WHAT TO DO>
On how many lines of these entries does the word "SANTOS" occur? State the number alone.

(Web page and app entries)
»»

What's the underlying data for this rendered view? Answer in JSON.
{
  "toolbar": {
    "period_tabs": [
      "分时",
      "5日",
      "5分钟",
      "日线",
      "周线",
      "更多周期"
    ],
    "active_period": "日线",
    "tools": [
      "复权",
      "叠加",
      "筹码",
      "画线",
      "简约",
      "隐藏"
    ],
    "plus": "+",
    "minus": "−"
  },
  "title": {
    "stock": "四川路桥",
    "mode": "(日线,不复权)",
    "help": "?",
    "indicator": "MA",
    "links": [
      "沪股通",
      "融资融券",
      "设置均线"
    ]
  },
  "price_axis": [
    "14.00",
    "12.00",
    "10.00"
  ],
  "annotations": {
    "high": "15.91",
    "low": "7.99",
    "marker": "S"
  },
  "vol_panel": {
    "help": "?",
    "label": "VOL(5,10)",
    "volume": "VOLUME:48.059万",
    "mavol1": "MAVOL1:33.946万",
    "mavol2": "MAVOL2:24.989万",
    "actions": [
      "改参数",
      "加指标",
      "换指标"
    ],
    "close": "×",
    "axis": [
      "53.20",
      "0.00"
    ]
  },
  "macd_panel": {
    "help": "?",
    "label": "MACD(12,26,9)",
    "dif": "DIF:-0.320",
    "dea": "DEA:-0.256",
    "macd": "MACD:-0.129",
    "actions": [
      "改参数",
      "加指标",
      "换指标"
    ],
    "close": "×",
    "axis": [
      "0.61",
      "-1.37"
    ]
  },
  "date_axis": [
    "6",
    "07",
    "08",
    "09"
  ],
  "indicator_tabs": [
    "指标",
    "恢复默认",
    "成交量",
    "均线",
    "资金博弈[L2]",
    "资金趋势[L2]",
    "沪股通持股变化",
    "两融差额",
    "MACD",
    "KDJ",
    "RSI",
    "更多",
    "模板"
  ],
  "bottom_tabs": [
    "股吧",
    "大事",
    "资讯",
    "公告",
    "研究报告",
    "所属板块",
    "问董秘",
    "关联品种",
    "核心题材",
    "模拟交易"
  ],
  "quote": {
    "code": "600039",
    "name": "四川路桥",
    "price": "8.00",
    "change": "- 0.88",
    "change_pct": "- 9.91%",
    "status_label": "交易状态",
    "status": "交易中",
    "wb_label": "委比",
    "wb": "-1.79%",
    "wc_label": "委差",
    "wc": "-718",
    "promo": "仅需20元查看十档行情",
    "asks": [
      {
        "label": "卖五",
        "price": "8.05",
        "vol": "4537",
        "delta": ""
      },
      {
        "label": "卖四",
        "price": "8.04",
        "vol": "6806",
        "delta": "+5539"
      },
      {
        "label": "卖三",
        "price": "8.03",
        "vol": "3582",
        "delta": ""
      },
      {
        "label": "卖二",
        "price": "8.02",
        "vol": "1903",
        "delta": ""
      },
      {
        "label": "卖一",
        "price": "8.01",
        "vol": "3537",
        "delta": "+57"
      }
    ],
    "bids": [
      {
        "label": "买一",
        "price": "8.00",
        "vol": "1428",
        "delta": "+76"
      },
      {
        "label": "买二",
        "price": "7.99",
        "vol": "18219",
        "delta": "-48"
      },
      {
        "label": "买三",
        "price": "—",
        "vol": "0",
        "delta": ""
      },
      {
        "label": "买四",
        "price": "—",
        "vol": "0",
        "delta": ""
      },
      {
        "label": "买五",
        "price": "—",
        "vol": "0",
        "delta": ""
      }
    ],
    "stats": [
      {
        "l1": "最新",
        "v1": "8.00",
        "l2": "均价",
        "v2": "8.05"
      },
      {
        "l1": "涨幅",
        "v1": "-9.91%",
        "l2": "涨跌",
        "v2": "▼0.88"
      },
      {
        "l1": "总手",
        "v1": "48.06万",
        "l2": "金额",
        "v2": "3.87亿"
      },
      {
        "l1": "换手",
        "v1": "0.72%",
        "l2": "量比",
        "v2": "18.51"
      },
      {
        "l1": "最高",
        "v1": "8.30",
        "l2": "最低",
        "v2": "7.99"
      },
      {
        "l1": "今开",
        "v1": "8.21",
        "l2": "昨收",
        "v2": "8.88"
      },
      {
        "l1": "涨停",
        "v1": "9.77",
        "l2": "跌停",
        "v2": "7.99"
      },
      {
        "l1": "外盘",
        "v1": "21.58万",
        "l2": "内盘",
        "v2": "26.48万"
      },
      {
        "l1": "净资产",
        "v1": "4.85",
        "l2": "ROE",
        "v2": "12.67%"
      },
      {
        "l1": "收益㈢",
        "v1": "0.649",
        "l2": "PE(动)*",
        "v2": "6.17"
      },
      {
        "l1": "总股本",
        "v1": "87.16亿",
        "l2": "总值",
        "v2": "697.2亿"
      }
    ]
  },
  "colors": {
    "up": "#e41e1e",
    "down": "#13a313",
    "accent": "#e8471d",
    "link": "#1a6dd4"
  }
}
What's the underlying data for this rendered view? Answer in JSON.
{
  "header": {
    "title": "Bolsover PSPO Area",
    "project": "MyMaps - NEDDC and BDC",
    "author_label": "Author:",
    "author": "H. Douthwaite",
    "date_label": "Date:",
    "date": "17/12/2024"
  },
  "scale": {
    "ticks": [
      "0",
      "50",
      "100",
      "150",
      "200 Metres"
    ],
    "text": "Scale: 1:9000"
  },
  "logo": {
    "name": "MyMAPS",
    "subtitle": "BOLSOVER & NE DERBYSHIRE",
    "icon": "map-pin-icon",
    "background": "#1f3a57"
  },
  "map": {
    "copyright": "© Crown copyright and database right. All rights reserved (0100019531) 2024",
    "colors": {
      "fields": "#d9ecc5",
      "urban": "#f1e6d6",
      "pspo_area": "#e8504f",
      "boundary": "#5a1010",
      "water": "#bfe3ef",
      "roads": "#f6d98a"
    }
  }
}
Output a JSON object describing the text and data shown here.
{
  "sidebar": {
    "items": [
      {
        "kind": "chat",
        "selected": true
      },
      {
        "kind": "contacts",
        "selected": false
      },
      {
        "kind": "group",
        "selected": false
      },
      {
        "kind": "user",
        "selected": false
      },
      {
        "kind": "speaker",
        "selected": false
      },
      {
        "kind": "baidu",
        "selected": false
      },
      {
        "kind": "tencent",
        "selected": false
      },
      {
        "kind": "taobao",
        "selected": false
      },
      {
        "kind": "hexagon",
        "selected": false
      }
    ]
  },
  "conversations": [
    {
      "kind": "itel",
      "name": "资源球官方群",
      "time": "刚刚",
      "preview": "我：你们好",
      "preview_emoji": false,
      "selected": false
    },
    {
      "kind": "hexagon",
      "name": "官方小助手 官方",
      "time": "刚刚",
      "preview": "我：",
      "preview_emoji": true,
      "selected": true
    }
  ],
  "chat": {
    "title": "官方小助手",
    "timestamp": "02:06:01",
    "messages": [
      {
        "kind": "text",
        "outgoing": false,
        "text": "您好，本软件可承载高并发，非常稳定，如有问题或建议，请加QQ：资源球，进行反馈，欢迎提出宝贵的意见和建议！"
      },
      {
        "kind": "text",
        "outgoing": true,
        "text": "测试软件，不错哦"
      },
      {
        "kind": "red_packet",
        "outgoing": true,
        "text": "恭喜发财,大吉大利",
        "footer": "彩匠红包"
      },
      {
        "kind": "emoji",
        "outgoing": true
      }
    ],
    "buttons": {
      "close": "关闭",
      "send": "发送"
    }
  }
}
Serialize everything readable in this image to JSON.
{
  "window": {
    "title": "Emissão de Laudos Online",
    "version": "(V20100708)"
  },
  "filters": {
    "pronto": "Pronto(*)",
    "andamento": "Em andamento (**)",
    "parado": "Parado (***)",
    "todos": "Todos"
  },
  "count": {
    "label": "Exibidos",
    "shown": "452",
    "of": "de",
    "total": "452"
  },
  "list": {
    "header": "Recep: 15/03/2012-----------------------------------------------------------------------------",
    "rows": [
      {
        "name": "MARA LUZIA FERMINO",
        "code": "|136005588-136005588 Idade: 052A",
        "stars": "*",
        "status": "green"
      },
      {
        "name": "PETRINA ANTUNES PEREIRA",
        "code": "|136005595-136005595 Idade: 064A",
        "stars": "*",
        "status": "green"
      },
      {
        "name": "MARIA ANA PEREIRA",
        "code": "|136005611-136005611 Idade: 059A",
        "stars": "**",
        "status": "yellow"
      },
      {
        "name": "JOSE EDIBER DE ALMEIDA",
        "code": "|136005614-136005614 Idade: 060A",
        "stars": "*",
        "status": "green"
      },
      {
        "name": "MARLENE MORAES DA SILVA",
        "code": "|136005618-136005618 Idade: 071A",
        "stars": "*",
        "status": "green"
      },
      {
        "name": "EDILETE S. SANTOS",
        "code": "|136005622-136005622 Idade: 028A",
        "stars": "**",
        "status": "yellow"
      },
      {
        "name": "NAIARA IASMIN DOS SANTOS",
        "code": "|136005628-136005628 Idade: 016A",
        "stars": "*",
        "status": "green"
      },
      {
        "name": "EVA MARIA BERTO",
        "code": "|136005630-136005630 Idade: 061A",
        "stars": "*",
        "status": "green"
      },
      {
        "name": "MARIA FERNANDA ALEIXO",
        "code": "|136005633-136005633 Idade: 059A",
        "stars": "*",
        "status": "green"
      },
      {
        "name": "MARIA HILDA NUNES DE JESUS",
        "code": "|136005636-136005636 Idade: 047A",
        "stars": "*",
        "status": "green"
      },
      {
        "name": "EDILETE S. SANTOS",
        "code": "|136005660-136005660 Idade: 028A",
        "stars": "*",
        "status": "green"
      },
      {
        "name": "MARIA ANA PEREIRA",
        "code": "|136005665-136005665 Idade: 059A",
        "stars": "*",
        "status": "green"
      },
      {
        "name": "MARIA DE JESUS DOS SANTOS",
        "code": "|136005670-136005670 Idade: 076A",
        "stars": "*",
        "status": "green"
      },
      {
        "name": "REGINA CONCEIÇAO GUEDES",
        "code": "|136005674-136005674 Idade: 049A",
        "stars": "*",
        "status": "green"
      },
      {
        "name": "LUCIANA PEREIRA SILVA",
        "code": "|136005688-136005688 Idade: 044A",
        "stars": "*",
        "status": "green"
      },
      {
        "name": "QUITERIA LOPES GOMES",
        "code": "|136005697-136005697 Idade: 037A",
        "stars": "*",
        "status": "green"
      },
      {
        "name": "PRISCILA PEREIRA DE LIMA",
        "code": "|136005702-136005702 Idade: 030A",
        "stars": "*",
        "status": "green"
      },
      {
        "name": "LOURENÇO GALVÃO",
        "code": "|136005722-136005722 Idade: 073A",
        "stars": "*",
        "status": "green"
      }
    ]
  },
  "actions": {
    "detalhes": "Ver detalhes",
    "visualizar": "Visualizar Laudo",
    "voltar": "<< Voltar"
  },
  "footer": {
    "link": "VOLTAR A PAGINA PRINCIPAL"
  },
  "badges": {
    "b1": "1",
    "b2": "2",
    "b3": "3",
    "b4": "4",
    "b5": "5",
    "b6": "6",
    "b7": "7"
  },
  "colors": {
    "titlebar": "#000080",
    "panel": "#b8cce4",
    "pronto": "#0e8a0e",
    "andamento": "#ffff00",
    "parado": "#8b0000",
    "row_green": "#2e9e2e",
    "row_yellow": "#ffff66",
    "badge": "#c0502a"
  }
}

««

RESULT>
4